Wednesday, June 20, 2012

Packing for the Honeymoon

If you're planning on leaving for your honeymoon soon after the wedding, packing might be the last thing on your mind. So there you are the morning of your flight, throwing as many clothes, shoes, and necessities will fit in your suitcase, leaving you stressed and struggling to pull the zipper shut. Because we hate the thought of you stressing out more than is necessary (stress-free is our motto!), here are some great tips to make packing for your trip easier.

  • Pack three tops for every bottom. It's easier to wear skirts and pants more than once, and when you change your shirt no one will really notice.
  • Stick to a certain color scheme so everything can easily be mixed and matched. Have a few neutral shades and then throw in some fun darker shades. Darker colors hide stains (you might not have time to go back to the hotel to change after spilling BBQ on your shirt) and can easily be worn from day to night.
  • As for shoes--don't grimace; it's not as bad you think!--you should pack three pairs: sneakers (for random hikes, all-day sightseeing, etc.), flats or sandals (are you going to Colorado or Hawaii?), and heels or wedges (wedges are more versatile and comfortable, but heels are more formal). Again, stick with neutral colors and black; they'll go with everything!
  • Try to avoid bulky clothes; (obviously) they take up more room. If you're going somewhere chilly or with tempermental weather, bring clothes you can layer: tanks, tees, cardigans, thin sweaters.
  • Bring versatile items. Tanks that look well with jeans and skirts so they can be worn all day (or multiple days).
  • Adding fun accessories will also help change up your outfit (for those of you worried about being "outfit repeaters"). They'll draw everyone's attention away from your clothes and will make your outfit look fresh.
  • Think about how each clothing item will hold up. Is this blouse going to come out of the suitcase crinkled after a five hour flight? Just in case you can always bring a travel-size Downy wrinkle-release spray.
Now we need to figure out how we're folding all this stuff. The rolling concept is awesome if you're trying to fit everything into a carry-on bag ($50 to check a bag?! That's dinner for two!).
  • lay the shirt facedown and flat
  • fold each sleeve across the front so arms make an X and the shirt is now a rectangle
  • fold the shirt vertically (hot dog-style, anyone?) and smooth out the wrinkles
  • roll tightly from the hem to the collar
  • fold in half lengthwise so pockets are on the outside
  • roll from the hem to the waistband
  • if the dress has sleeves, fold them across the front (like a shirt)
  • fold garment in half lengthwise
  • roll from the bottom hem up
Winter jacket:
  • zip it
  • roll it like a top, squeezing out all the air
  • put a rubber band around it so it won't come undone while you're packing the rest
  • bonus: put it in a pillow case and it makes a nice headrest on the plane
Try zipping that suitcase now. Much better!

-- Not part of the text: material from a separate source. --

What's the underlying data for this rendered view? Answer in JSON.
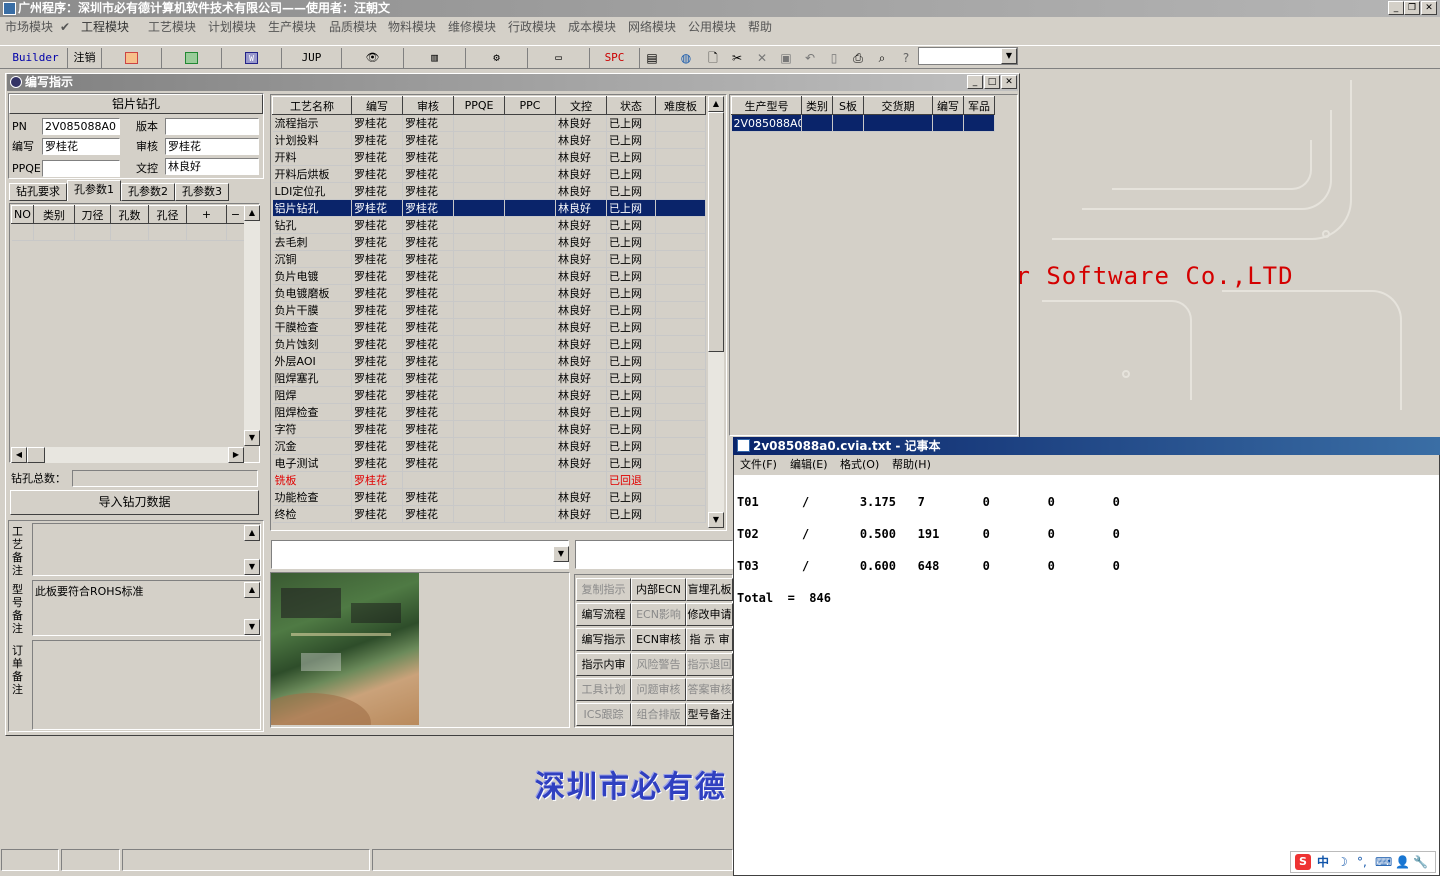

Wednesday, June 13, 2012


Inspiration can come from many places. A trip you took to Hawaii as a kid may have left you loving coconuts and hibiscus and wanting to incorporate those into your reception. A piece of fabric at Hobby Lobby or your grandmother's china pattern. Anything and everything can be inspiration. One of our couples this month met at a Starbucks, though neither of them are big coffee fans, and that inspired many things incorporated into their reception.

Since meeting at Starbucks had left both of them changed forever, Bill planned a surprise proposal for Tosha at the same Starbucks. Starbucks gave him special permission to lead Tosha to their special table with a trail of rose petals. As she sat in the chair where she had sat on their first meeting he got down on one knee and asked her to marry him. Another customer in the shop caught the whole thing on video! For the reception they wanted coffee beans in all the vases, at the base of the flowers and encompassing pillar candles. The groom's cake was even a giant Starbucks cup!

Let your life inspire you.